• _Task objective_:
Return all lines of the records that contain the word "values".

[Stored data entries]
———
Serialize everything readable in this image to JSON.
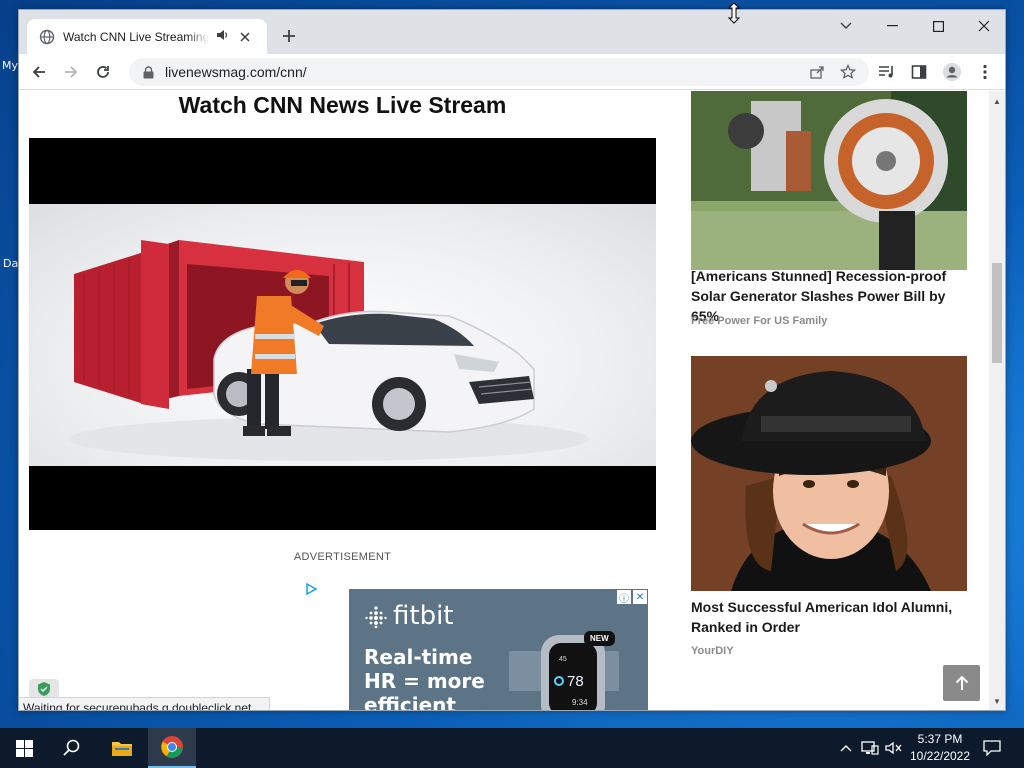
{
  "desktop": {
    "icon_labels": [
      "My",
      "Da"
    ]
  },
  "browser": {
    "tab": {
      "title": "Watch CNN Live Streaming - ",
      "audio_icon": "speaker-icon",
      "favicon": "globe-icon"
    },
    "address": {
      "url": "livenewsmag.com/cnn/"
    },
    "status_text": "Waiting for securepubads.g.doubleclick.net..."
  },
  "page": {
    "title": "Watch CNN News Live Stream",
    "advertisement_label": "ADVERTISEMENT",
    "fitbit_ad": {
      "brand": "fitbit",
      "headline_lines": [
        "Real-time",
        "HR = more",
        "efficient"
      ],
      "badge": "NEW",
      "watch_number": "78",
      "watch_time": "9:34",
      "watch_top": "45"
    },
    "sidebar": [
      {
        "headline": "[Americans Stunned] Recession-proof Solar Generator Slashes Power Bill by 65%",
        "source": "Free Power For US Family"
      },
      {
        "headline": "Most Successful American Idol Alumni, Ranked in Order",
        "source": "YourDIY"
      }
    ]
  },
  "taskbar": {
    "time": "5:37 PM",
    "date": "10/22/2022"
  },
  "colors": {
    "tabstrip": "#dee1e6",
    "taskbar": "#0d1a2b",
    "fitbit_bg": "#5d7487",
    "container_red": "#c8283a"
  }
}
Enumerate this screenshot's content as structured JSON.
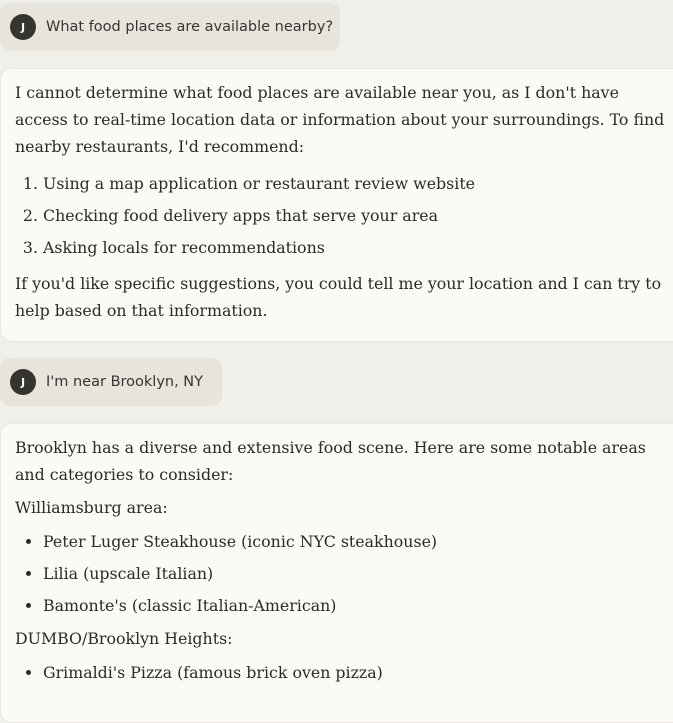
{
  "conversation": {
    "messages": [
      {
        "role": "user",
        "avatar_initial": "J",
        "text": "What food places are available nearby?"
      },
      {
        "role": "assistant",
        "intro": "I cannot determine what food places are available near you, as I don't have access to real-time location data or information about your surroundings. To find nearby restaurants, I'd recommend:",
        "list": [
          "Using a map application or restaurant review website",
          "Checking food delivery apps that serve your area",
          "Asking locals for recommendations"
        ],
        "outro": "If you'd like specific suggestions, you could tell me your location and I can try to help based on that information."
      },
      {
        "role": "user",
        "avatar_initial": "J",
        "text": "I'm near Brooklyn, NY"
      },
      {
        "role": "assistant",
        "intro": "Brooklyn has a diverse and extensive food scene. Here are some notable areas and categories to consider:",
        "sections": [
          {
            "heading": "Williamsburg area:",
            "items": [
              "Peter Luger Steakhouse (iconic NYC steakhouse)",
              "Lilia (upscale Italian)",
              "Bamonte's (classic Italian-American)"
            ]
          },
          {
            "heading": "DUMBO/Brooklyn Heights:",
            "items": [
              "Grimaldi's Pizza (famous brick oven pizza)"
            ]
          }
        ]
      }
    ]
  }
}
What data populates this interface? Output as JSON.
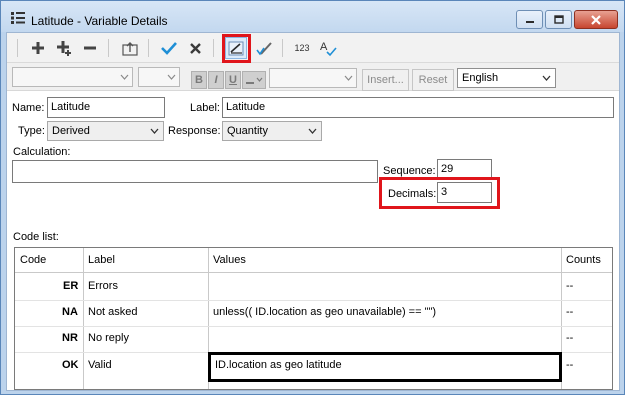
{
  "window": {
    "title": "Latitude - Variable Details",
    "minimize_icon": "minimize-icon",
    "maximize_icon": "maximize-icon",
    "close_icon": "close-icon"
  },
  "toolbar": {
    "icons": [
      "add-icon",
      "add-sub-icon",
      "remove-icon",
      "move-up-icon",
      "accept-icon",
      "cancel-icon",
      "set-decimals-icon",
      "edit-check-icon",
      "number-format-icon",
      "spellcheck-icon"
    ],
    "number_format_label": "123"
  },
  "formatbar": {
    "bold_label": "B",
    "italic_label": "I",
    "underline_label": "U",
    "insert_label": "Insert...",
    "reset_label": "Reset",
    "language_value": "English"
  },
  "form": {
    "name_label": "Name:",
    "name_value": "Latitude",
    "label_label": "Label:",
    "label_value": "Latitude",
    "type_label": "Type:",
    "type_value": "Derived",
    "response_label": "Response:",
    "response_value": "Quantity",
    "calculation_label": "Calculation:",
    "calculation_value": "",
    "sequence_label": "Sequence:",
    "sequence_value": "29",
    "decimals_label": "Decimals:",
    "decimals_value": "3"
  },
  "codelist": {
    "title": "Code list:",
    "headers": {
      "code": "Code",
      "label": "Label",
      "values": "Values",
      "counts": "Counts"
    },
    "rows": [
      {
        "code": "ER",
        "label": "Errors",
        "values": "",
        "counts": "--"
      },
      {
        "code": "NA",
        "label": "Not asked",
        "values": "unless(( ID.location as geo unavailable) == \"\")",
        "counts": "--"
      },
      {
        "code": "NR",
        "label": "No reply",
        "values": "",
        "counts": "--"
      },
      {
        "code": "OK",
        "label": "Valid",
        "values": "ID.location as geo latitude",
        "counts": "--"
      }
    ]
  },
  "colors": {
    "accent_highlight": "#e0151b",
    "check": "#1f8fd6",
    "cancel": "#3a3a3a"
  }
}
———
• _Written solution_:
      "values": "Values",
        "values": "",
        "values": "unless(( ID.location as geo unavailable) == \"\")",
        "values": "",
        "values": "ID.location as geo latitude",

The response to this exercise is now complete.